DATA PROVIDED –
******
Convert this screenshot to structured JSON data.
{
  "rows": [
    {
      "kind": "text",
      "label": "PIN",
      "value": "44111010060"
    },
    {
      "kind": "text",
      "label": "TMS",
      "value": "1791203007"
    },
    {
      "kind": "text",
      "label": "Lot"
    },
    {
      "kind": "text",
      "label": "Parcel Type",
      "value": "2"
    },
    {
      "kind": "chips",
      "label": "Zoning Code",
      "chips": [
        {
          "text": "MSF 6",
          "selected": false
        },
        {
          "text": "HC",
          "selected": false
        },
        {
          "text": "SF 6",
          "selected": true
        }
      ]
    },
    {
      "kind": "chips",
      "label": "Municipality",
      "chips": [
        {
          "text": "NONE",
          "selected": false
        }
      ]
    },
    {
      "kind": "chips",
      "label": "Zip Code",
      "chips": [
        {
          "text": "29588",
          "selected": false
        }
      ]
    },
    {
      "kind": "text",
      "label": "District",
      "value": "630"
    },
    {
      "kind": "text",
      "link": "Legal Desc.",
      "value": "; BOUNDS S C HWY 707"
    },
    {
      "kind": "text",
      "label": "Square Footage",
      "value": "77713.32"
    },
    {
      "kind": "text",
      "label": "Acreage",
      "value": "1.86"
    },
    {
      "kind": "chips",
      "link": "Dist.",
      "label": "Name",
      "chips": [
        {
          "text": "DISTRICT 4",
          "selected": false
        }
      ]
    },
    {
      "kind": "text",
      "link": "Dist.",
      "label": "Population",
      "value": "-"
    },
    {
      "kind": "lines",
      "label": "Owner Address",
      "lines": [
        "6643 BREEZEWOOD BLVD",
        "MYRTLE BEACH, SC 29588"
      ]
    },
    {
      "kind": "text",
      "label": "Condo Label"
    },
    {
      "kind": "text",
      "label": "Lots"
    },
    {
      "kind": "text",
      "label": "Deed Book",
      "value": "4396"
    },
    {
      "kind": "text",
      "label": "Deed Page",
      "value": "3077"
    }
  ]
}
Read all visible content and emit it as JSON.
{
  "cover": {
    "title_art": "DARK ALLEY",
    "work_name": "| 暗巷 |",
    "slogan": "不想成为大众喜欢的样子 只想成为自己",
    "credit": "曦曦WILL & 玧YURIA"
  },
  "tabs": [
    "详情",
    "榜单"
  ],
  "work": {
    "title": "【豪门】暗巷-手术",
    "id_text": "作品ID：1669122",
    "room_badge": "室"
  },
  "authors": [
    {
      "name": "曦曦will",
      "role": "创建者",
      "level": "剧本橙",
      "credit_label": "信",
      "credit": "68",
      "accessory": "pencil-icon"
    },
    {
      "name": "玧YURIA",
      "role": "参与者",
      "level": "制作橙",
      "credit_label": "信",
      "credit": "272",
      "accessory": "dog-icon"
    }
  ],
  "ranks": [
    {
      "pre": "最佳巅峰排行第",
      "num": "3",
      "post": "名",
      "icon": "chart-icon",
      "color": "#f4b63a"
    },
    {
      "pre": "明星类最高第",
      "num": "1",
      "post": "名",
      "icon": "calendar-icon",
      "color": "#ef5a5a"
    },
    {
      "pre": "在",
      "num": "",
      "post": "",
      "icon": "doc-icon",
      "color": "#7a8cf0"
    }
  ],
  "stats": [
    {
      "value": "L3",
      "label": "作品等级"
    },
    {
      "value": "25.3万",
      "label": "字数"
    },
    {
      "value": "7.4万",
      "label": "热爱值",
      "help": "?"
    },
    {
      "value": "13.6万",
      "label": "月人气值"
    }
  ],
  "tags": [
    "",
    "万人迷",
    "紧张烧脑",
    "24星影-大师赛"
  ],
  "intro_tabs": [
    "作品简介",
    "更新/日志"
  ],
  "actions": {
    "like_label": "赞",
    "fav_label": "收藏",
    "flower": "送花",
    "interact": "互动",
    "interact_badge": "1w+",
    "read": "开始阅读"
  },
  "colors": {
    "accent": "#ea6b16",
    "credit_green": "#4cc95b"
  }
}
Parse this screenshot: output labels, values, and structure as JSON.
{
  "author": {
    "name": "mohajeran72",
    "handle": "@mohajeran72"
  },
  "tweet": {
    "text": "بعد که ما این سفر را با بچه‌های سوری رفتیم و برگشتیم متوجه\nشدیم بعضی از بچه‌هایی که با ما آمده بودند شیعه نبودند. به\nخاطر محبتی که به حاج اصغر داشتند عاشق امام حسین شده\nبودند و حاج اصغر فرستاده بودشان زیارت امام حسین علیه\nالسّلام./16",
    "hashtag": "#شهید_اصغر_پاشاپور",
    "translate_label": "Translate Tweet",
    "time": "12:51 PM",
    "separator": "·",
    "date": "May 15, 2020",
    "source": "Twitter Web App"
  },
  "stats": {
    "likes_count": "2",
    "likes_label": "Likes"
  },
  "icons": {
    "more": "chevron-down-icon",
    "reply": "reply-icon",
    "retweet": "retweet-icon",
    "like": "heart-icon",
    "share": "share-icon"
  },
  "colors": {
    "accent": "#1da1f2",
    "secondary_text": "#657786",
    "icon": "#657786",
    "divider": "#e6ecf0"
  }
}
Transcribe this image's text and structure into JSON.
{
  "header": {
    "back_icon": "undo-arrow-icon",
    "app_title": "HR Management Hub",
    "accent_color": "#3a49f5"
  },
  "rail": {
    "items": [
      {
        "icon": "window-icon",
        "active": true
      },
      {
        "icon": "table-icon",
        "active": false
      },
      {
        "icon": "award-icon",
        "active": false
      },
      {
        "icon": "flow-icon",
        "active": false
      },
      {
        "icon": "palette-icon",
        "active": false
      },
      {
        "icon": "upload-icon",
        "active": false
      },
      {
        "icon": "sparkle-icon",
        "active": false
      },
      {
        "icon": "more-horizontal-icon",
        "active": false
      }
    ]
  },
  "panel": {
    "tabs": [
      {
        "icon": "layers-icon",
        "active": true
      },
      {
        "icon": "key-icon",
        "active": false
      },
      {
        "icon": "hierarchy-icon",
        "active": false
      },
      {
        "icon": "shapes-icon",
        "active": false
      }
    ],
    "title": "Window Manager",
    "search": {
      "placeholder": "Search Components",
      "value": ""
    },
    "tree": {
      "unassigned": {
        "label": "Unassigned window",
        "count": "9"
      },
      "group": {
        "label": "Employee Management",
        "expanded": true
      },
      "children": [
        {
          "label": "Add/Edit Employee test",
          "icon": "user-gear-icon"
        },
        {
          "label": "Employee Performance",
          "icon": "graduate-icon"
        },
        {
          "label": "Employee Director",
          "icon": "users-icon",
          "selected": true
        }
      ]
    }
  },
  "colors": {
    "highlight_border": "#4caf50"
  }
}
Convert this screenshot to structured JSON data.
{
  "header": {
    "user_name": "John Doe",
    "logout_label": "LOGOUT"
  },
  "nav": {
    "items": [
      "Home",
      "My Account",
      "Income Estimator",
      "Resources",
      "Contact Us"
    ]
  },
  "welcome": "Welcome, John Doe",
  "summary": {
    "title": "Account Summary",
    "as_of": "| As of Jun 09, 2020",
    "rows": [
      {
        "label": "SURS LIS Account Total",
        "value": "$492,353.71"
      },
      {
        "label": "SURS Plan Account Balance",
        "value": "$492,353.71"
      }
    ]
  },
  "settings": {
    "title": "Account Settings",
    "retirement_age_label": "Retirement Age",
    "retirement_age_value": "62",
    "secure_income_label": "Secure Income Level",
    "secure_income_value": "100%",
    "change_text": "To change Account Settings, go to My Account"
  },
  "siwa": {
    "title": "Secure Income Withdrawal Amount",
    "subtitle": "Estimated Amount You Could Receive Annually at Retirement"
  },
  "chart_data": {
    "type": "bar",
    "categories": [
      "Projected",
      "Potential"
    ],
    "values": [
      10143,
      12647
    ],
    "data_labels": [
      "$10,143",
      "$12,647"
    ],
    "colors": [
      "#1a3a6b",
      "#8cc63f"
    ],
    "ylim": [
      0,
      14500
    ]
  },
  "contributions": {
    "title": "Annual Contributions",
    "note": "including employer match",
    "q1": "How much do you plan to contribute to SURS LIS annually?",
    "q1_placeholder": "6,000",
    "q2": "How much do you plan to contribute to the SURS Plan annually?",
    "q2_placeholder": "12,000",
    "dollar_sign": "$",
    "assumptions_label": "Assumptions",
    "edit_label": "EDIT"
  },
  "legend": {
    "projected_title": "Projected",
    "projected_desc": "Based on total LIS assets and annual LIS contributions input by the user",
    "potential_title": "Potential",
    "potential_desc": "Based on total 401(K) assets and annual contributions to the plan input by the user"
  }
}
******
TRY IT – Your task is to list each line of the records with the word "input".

WRITTEN REPLY –
    "projected_desc": "Based on total LIS assets and annual LIS contributions input by the user",
    "potential_desc": "Based on total 401(K) assets and annual contributions to the plan input by the user"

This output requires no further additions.